Road will be home this season for Minnesota

The Metrodome’s collapsed roof has already forced the cancellation of a dozen games

Andrew Baker

ItâÄôs been nearly a month since the Gophers baseball team announced it would not be playing at the Metrodome in the foreseeable future. And with the teamâÄôs first game less than a month away, there is still no identifiable timeline for completion of repairs to the facilityâÄôs ruptured Teflon cover.

Head coach John Anderson confirmed Monday that two home games against North Dakota State, two against Cal State-Bakersfield, one against Washington State, one against Hamline and the six-game Metrodome Tournament have all been cancelled.

And thatâÄôs just the beginning.

âÄúJust go down the list,âÄù Anderson said of the obstacles currently facing him and his team. âÄúItâÄôs long.âÄù

With no definitive answers on the Metrodome or the UniversityâÄôs Siebert Field âÄî which is in disrepair and widely considered unusable, especially in cold weather âÄî Anderson said he and his staff must operate under the assumption that neither facility will host a Gophers home game this year.

This means every home game still on the schedule must be played somewhere else, presenting myriad challenges for the 29th-year coach.

To begin, thereâÄôs the issue of moving games, potentially both their location and place on the calendar, on perilously short notice.

Moving on, not only is the Metrodome the GophersâÄô de facto home field, itâÄôs also where they practice. Under normal circumstances, the team can use it for intra-squad scrimmages with live pitching and umpires. Instead, the teamâÄôs only indoor option is now the smaller Gibson-Nagurski football complex, where space and practice time are at a premium due to the needs of other Gophers sports teams.

As it stands, the team will be travelling at least weekends in a row to start the season, meaning players âÄî who based their class schedules on the teamâÄôs original schedule âÄî will have to study on the go.

That said, not every player will be able to travel with the team. The Gophers have a 35-man roster, but only 28 are allowed to travel to non-conference road games, and only 25 can travel to games against Big Ten opponents.

Typically, the younger, less experienced players are left behind. These, Anderson said, are the players heâÄôs most concerned about. If the GophersâÄô home games were actually at home, his staff would be able to work with the younger players between contests.

âÄúWeâÄôre losing all that development time, and IâÄôm really worried about how itâÄôs going to impact some of our development, especially in our younger players,âÄù Anderson said. âÄúItâÄôs going to retard it, thereâÄôs no question about it.âÄù

However slowly, at least some progress has been made on the schedule.

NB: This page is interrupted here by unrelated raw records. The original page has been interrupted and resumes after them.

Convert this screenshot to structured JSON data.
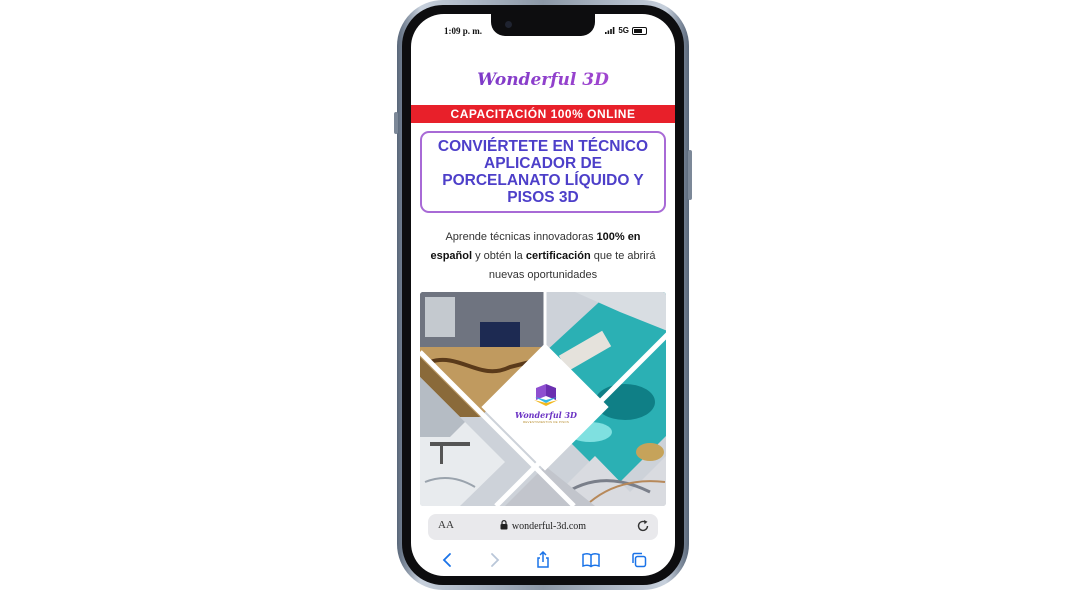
{
  "status_bar": {
    "time": "1:09 p. m.",
    "network": "5G"
  },
  "page": {
    "brand": "Wonderful 3D",
    "promo_banner": "CAPACITACIÓN 100% ONLINE",
    "headline": "CONVIÉRTETE EN TÉCNICO APLICADOR DE PORCELANATO LÍQUIDO Y PISOS 3D",
    "subtext": {
      "part1": "Aprende técnicas innovadoras ",
      "bold1": "100% en español",
      "part2": " y obtén la ",
      "bold2": "certificación",
      "part3": " que te abrirá nuevas oportunidades"
    },
    "hero": {
      "logo_text": "Wonderful 3D",
      "logo_tagline": "REVESTIMIENTOS DE PISOS"
    }
  },
  "browser": {
    "aa_label": "AA",
    "url": "wonderful-3d.com"
  },
  "icons": {
    "lock": "lock-icon",
    "reload": "reload-icon",
    "back": "back-icon",
    "forward": "forward-icon",
    "share": "share-icon",
    "bookmarks": "bookmarks-icon",
    "tabs": "tabs-icon"
  },
  "colors": {
    "brand_purple": "#6b33c4",
    "headline_blue": "#4d3fc9",
    "banner_red": "#e8202a",
    "ios_blue": "#1a73e8"
  }
}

The Dairy Queen Classic tournament has been moved to Tucson, Ariz., A three-game series against Gonzaga will be added on the front end of the teamâÄôs March trip to California, which was originally only scheduled to last from March 15-20 and include games against Sacramento State and Santa Clara.

On March 25, it will be back to the West Coast for a three-game series against Cal-Poly originally slated for the Metrodome.

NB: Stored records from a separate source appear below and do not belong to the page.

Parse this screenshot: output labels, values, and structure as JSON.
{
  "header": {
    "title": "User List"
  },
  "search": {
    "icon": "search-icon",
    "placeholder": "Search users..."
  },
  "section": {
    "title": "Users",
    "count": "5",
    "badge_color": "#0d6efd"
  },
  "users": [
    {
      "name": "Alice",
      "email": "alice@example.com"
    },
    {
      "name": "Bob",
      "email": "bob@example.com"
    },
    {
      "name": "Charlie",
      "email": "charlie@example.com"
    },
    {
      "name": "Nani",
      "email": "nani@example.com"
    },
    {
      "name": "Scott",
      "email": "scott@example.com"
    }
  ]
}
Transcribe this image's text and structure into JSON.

The teamâÄôs Big Ten home games must be played in Minnesota, per NCAA rules.

Anderson has been in talks with the Twins to determine whether Minnesota can play some of its home games at Target Field while the Twins are away, though nothing has been finalized.

Siebert Field is a possibility, Anderson said, âÄúbut thatâÄôs a stretch based on what we know there, because of the condition of the facility. We havenâÄôt done anything to the playing surface to speak of for the last couple years. Five of our 16 home games in April [and] May are the first week of April and we know historically we havenâÄôt been able to play outside that early, and especially with the winter weâÄôre having right now, I donâÄôt see why that would change.âÄù

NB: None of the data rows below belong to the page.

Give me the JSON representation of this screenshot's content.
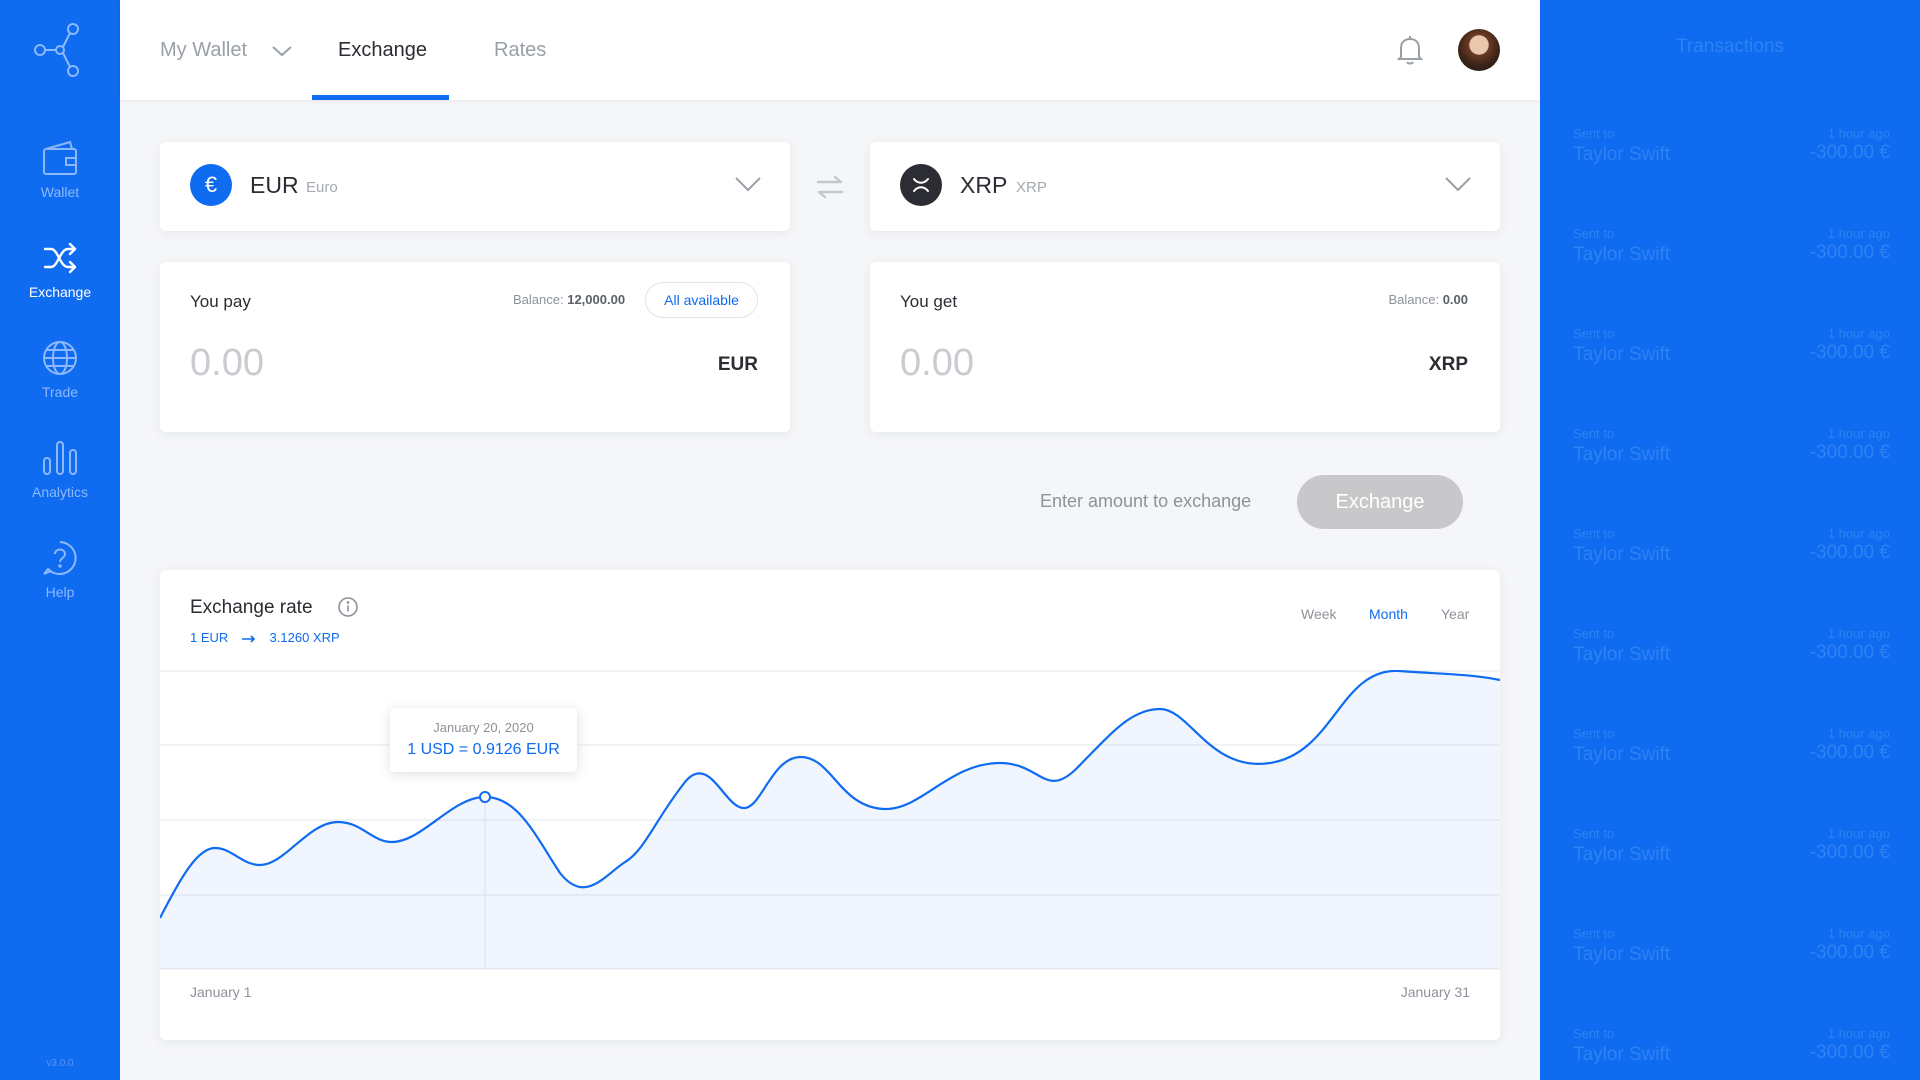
{
  "nav": {
    "items": [
      {
        "label": "Wallet",
        "icon": "wallet-icon"
      },
      {
        "label": "Exchange",
        "icon": "shuffle-icon"
      },
      {
        "label": "Trade",
        "icon": "globe-icon"
      },
      {
        "label": "Analytics",
        "icon": "bar-chart-icon"
      },
      {
        "label": "Help",
        "icon": "help-icon"
      }
    ],
    "version": "v3.0.0"
  },
  "header": {
    "tabs": [
      {
        "label": "My Wallet"
      },
      {
        "label": "Exchange"
      },
      {
        "label": "Rates"
      }
    ],
    "active_tab": "Exchange"
  },
  "from": {
    "code": "EUR",
    "name": "Euro",
    "symbol": "€",
    "pay_label": "You pay",
    "balance_label": "Balance:",
    "balance": "12,000.00",
    "all_available": "All available",
    "amount": "0.00",
    "amount_currency": "EUR"
  },
  "to": {
    "code": "XRP",
    "name": "XRP",
    "symbol": "✕",
    "get_label": "You get",
    "balance_label": "Balance:",
    "balance": "0.00",
    "amount": "0.00",
    "amount_currency": "XRP"
  },
  "exchange": {
    "hint": "Enter amount to exchange",
    "button": "Exchange"
  },
  "rate": {
    "title": "Exchange rate",
    "from": "1 EUR",
    "to": "3.1260 XRP",
    "periods": [
      "Week",
      "Month",
      "Year"
    ],
    "active_period": "Month",
    "x_start": "January 1",
    "x_end": "January 31",
    "tooltip_date": "January 20, 2020",
    "tooltip_value": "1 USD = 0.9126 EUR"
  },
  "transactions": {
    "title": "Transactions",
    "items": [
      {
        "kind": "Sent to",
        "name": "Taylor Swift",
        "time": "1 hour ago",
        "amount": "-300.00 €"
      },
      {
        "kind": "Sent to",
        "name": "Taylor Swift",
        "time": "1 hour ago",
        "amount": "-300.00 €"
      },
      {
        "kind": "Sent to",
        "name": "Taylor Swift",
        "time": "1 hour ago",
        "amount": "-300.00 €"
      },
      {
        "kind": "Sent to",
        "name": "Taylor Swift",
        "time": "1 hour ago",
        "amount": "-300.00 €"
      },
      {
        "kind": "Sent to",
        "name": "Taylor Swift",
        "time": "1 hour ago",
        "amount": "-300.00 €"
      },
      {
        "kind": "Sent to",
        "name": "Taylor Swift",
        "time": "1 hour ago",
        "amount": "-300.00 €"
      },
      {
        "kind": "Sent to",
        "name": "Taylor Swift",
        "time": "1 hour ago",
        "amount": "-300.00 €"
      },
      {
        "kind": "Sent to",
        "name": "Taylor Swift",
        "time": "1 hour ago",
        "amount": "-300.00 €"
      },
      {
        "kind": "Sent to",
        "name": "Taylor Swift",
        "time": "1 hour ago",
        "amount": "-300.00 €"
      },
      {
        "kind": "Sent to",
        "name": "Taylor Swift",
        "time": "1 hour ago",
        "amount": "-300.00 €"
      }
    ]
  },
  "colors": {
    "accent": "#0f6bf0",
    "disabled_button": "#c8c8ca",
    "xrp_badge": "#2b2d33"
  }
}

Speaking over the phone, Anderson sounded haggard, but did not complain about the personal toll heâÄôs taking.

âÄúIâÄôm worried about the players,âÄù he said. âÄúI feel for the seniors. This is their last college baseball season. IâÄôm trying to provide them with [the] best experience we can in their last year so they have some resemblance of a college baseball experience.âÄù